What Problems Are Associated With Too Much TV?
To understand why television plays a detrimental role in the health of children, it’s important to know what problems are associated with too much television viewing. Because television is an inactive habit, the body is not burning calories. Obesity and screen time have been linked in many studies. Every time your child sits in front of the television he or she misses an opportunity to get up and play, which is beneficial to the body – and mind – in numerous ways.
The passive behavior of television viewing also means children are not actively learning and engaging in the world, says Dr. John J Ratey. Kids who watch too much television as toddlers get to school and don’t know how to engage with others or play interactively. Additionally, studies have shown that the average child watches 8,000 murders on television before they complete elementary school. This happens when children have unlimited access to both content and the amount of time they are allowed to watch TV.
Michael Gurian recommends turning the screen off from ages birth to two, since this critical time in brain development for young children requires experiences that come from sensory experiences, such as touching things and interacting with objects and people.
Older children should have limits on the amount of screen time they are allowed as well. According to neurologist Jane Tavyev Asher, an important recent study shows that teenagers who watch more than two hours of television each day have higher rates of mood disorders, such as depression.
What Television Guidelines Should You Set?
Rather than giving your child free reign when it comes to the television, it’s important that you set some basic guidelines for viewing, and that you also consider things you can do to limit the amount of television time your children get. Here are some basic guidelines you can apply in your own household.
- Keep TVs out of the bedroom. This enables you to monitor the amount of time and the content of programming your child is watching.
- Set a specific amount of time per day or week for viewing. This might mean no television on school nights or a certain number hours total per week.
- Watch programming with your child when you can. This will help you to monitor the content they are viewing as well as help you analyze how much television is appropriate for your child.

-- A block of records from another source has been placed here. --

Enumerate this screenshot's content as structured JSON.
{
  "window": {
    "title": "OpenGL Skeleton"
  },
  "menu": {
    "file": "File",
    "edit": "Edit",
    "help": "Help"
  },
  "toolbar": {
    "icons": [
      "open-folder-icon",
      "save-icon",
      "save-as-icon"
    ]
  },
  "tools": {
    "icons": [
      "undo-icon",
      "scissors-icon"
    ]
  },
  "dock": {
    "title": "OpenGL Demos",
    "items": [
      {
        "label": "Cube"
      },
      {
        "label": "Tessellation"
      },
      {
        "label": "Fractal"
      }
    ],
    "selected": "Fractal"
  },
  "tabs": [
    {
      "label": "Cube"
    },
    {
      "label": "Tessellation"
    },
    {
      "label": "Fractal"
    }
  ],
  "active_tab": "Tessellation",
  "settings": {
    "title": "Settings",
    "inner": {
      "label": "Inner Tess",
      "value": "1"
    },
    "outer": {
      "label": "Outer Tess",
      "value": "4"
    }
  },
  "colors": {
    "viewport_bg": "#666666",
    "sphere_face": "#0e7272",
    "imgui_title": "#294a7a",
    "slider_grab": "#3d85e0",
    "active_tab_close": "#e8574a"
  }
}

Find alternative activities. Carolyn McWilliams says when you offer competing activities that are fun and engaging for children, they will be less likely to spend time in front of the screen.